## [Aim of the task]
Check every line below for the word "product" and copy the ones that have it.
START Dataset content
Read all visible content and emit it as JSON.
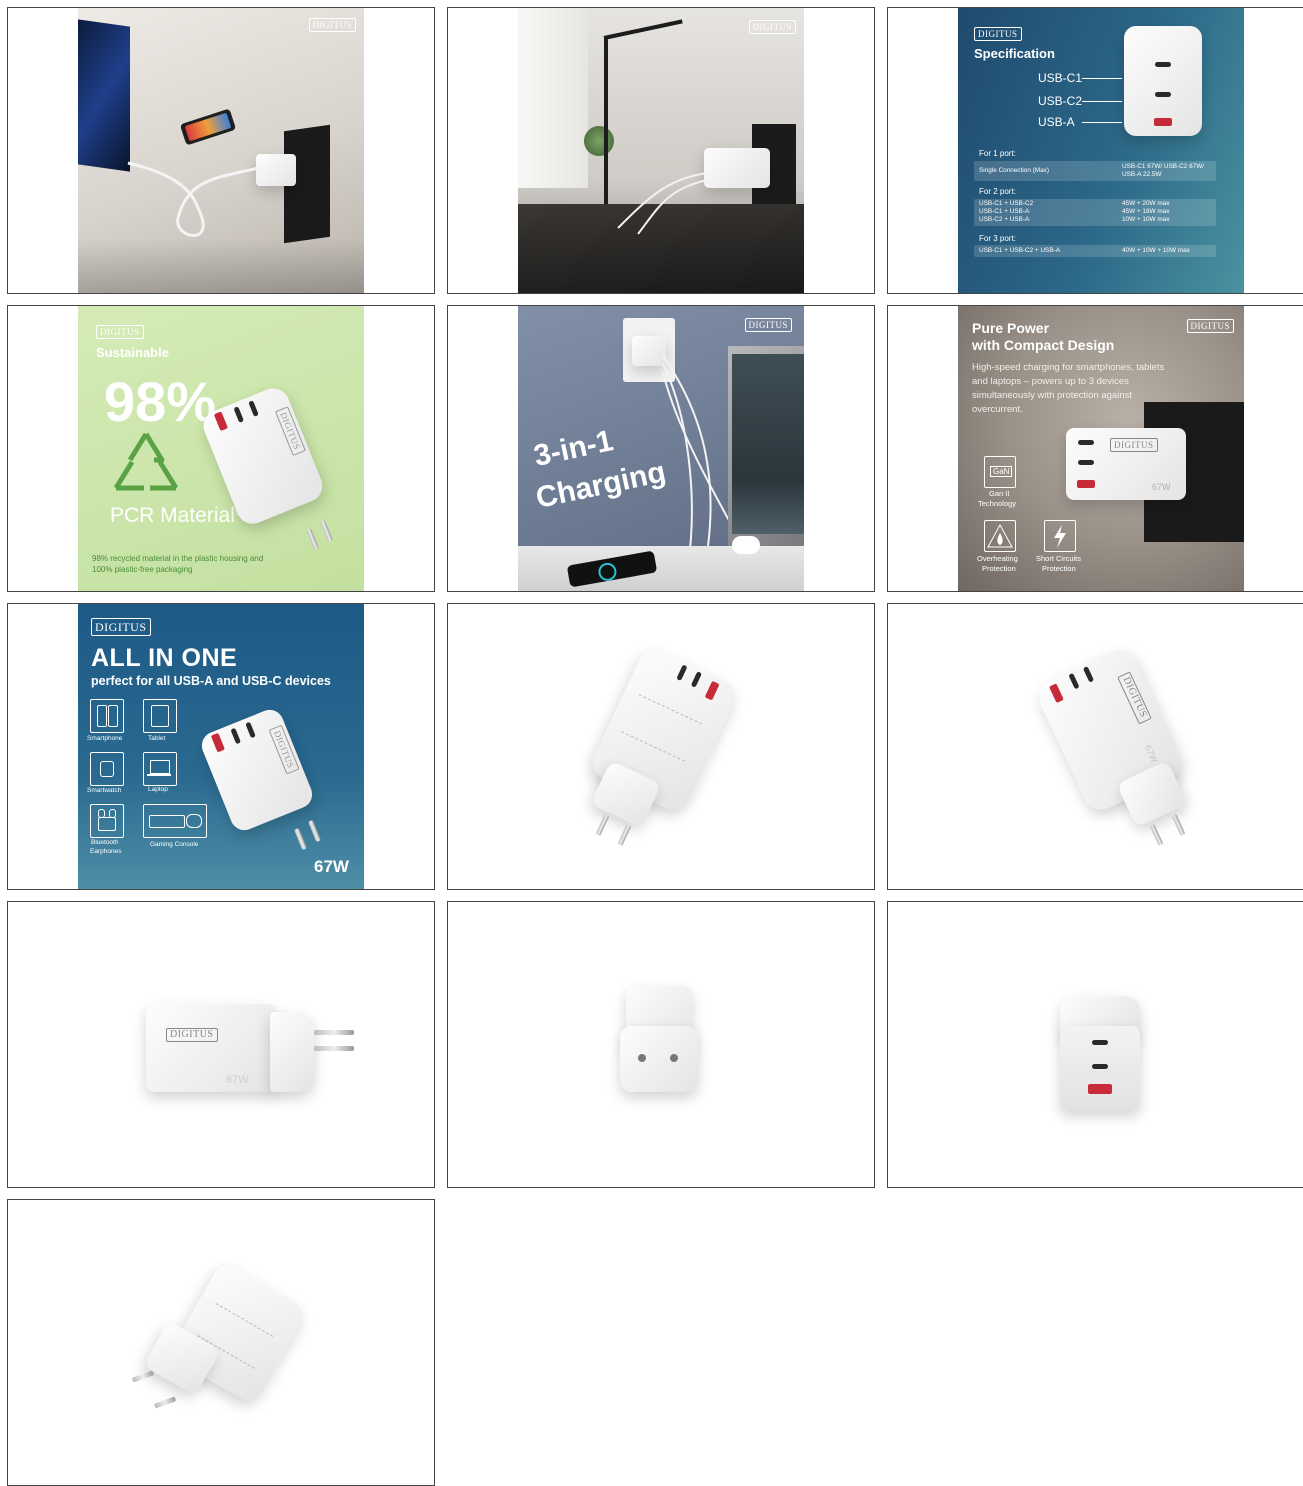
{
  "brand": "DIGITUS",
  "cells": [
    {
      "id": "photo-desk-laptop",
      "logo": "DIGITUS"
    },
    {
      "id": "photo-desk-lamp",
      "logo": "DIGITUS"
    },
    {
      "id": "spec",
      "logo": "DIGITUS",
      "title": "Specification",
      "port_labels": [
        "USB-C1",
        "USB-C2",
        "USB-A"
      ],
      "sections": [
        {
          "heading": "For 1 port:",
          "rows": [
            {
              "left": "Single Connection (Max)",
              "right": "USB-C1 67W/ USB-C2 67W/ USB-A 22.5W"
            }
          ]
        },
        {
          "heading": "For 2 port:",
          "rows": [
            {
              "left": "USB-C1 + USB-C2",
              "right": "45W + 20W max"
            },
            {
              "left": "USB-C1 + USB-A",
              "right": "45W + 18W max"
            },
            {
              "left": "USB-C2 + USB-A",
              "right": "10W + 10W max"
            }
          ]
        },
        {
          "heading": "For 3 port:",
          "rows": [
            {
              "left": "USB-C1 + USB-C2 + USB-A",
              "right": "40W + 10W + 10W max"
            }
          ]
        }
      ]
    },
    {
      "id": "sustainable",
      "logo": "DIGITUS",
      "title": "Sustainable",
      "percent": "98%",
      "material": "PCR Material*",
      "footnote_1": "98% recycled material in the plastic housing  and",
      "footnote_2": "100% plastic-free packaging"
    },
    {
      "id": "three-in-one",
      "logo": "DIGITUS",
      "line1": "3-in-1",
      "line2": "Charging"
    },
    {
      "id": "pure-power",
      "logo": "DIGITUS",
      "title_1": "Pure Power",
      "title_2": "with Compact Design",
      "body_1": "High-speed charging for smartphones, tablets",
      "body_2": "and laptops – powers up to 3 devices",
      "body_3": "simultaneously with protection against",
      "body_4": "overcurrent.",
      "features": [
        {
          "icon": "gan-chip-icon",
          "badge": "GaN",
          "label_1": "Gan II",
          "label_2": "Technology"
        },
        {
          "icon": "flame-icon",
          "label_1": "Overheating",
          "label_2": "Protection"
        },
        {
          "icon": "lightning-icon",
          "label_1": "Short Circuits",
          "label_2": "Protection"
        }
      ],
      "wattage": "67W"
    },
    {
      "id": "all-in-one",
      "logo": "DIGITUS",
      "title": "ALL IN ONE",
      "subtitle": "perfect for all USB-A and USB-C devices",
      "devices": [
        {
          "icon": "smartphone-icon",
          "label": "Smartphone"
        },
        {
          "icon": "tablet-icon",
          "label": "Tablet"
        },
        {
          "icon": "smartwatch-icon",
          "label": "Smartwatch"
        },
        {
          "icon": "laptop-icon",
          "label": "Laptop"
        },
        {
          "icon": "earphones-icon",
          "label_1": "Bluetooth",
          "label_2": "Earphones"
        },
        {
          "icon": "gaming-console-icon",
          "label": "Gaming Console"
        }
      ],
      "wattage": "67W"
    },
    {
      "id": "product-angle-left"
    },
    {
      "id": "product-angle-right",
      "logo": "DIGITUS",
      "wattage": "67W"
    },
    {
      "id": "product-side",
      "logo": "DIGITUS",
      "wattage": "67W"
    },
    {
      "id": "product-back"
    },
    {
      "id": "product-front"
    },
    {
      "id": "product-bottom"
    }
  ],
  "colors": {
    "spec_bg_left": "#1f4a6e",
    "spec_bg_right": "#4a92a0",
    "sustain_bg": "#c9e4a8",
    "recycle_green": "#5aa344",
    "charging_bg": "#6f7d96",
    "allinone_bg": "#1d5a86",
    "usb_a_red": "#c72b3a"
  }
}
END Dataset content
## [Answer box]
      "id": "product-angle-left"
      "id": "product-angle-right",
      "id": "product-side",
      "id": "product-back"
      "id": "product-front"
      "id": "product-bottom"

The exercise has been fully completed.